When Barrett needed an eye-catching graphic that still looked like a serious snowboard, she approached Pendleton. The result is our newest co-branding effort; a limited edition snowboard from GNU, featuring a graphic based on our Day of the Dead blanket. Every board comes with a specially labeled Day of the Dead blanket.

Interview

Barrett Christie with the Day of the Dead blanket and the Gnu x Pendleton snowboard

Life in the Pacific Northwest is very, very busy for Barrett. She’s a serious competitor and product developer, as well as a mom. But she recently found a little time to talk to us about the new design.

PWM: I’m sure you’re always looking for inspiration. What initially drew you to Pendleton?

Barrett: My husband I have a collection of Pendleton blankets we’ve won as prizes at the Mt. Baker Slalom. We’ve won a lot of races, so we’ve won a lot of blankets.

PWM: Was Day of the Dead one of the prizes?

Barrett: No, they’re mostly Chief Joseph designs. That’s what I had in mind when I approached your Home division.
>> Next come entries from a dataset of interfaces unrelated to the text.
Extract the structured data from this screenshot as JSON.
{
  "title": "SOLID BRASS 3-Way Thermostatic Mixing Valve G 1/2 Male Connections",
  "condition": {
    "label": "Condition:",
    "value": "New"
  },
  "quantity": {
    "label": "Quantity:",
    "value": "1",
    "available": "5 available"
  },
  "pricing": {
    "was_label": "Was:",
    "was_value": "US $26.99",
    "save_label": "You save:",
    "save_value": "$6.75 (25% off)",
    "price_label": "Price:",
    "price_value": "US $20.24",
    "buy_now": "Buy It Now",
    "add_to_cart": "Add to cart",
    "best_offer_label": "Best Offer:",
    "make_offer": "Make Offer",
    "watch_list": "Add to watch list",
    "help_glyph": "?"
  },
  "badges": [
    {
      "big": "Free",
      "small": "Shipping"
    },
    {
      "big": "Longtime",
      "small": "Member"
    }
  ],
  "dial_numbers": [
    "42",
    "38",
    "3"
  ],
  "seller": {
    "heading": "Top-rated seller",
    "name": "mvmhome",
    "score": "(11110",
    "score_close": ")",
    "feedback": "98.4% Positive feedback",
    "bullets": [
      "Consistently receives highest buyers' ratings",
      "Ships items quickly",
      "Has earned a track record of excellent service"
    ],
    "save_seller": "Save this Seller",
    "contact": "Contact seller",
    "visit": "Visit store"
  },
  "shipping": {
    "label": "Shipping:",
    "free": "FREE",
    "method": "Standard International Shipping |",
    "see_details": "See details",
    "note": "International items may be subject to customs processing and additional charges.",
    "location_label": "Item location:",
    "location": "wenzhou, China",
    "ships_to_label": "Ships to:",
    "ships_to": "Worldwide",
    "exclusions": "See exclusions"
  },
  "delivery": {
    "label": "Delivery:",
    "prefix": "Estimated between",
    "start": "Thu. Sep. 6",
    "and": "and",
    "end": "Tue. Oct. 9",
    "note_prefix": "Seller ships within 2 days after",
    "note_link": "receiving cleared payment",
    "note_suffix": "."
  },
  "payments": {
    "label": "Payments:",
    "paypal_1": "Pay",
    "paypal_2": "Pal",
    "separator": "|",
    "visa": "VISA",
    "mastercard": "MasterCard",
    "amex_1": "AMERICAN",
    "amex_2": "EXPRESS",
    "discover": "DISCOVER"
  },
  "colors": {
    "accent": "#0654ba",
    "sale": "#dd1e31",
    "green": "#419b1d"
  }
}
Bob Christnacht and Jessica Camblin were educating me a little bit more about Pendleton, and I saw the Day of the Dead blanket, and it clicked.

Gnu x Pendleton snowboard

PWM: It’s a great use of the graphics. How has it been received?

Barrett: Everyone loves it. It caused a stir at the shows, and I showed it at the latest X Games.

PWM: How did it ride?

Barrett: Well, the girls were not riding, but they wanted to try it!

PWM: When and where will it be available?

Barrett: It will be ready for our next winter season, which is 2012/2013.

PWM: Any plans for Mervin/GNU and Pendleton in the future?

Barrett: That’s a possibility! You know, the two companies may look a lot different, but we share the same philosophies. Our boards and your blankets are manufactured in the USA with sound environmental policies. That’s really important to us; it’s such a good match.

We agree completely. Thanks, Barrett!

If you’d like to know more about Barrett’s outlook and accomplishments as one of the leading women boarders in the country, you can read more here